Meta.@lower true ? cos(4) : sin(3)
:($(Expr(:thunk, CodeInfo(
    @ none within `top-level scope`
1 ─      goto #3 if not true
2 ─ %2 = cos(4)
└──      return %2
3 ─ %4 = sin(3)
└──      return %4

We see in the output above that the operations (like cos(4)) have not been expanded yet – the ternary operator is “pointing” Julia towards the right branch.

We can use the ternary operator as the most basic ingredient in a very naive function that reproduces the Kronecker $\delta$ function: it returns 1 if the two inputs are equal, and 0 if they are not. This function is generally applied to non-negative integers.

Of course, if we wanted to do this properly, we could remember that false is 0 and true is 1, and our function is not necessary. Nevertheless, this is an interesting example to write from scratch:
function δ(i::T, j::T) where {T <: Integer}
    return i == j ? one(T) : zero(T)
δ (generic function with 1 method)

We can see what our function would do when applied to actual numbers:

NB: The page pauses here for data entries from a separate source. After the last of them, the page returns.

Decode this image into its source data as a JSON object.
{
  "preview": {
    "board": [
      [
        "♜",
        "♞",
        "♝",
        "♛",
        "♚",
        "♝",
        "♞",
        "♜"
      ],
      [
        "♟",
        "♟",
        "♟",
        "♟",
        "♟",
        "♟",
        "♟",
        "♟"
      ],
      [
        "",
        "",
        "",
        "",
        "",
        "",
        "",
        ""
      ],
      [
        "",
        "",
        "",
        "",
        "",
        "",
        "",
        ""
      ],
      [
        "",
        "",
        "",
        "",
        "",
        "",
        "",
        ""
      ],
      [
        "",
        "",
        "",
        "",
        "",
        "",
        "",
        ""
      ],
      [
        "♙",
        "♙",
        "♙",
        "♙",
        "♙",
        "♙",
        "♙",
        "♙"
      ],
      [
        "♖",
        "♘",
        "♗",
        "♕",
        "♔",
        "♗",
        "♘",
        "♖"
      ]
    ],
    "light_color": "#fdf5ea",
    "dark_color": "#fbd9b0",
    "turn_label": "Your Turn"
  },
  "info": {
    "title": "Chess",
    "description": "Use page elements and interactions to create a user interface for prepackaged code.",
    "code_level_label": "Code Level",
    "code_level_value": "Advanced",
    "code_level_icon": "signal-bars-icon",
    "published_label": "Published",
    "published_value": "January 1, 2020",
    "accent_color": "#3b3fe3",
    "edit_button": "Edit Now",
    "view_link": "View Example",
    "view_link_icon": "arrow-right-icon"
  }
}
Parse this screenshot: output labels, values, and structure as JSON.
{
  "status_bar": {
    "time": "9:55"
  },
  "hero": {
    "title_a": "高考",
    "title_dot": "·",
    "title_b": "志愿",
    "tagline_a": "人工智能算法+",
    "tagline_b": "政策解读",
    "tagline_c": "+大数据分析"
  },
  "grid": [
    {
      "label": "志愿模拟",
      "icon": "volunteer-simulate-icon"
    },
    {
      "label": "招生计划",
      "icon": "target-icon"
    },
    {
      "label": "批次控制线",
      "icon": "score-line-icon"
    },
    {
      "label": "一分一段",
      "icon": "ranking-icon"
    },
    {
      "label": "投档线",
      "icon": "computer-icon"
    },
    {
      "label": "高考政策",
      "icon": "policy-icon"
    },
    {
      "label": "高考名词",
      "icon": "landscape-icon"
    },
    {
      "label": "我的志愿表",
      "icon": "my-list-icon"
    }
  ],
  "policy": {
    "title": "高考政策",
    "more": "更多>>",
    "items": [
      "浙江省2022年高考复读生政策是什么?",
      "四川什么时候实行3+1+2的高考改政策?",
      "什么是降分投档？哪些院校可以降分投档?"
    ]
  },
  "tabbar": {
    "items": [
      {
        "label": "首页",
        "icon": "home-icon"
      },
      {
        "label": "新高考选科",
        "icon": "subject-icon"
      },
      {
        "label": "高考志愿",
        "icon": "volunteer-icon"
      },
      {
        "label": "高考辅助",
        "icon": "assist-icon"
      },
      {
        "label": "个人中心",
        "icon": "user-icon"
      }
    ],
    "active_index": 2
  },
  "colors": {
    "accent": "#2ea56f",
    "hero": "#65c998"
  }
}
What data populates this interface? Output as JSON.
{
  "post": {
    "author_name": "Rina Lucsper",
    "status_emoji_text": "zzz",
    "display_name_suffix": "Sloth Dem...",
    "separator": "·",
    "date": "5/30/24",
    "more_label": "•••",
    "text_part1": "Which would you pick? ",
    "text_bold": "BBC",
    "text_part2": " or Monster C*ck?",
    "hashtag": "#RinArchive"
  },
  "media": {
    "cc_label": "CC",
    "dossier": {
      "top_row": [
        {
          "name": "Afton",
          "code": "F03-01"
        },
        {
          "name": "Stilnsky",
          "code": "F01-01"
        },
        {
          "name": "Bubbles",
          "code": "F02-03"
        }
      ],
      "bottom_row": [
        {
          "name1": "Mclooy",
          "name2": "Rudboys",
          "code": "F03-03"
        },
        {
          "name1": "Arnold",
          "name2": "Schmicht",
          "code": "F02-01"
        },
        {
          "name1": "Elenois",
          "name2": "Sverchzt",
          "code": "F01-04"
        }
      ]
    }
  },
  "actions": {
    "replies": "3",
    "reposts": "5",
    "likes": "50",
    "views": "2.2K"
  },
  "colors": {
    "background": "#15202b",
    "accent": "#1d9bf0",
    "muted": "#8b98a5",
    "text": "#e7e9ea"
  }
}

for i in 1:3, j in 1:3
    @info "δ($(i), $(j)) = $(δ(i, j))"
[ Info: δ(1, 1) = 1
[ Info: δ(1, 2) = 0
[ Info: δ(1, 3) = 0
[ Info: δ(2, 1) = 0
[ Info: δ(2, 2) = 1
[ Info: δ(2, 3) = 0
[ Info: δ(3, 1) = 0
[ Info: δ(3, 2) = 0
[ Info: δ(3, 3) = 1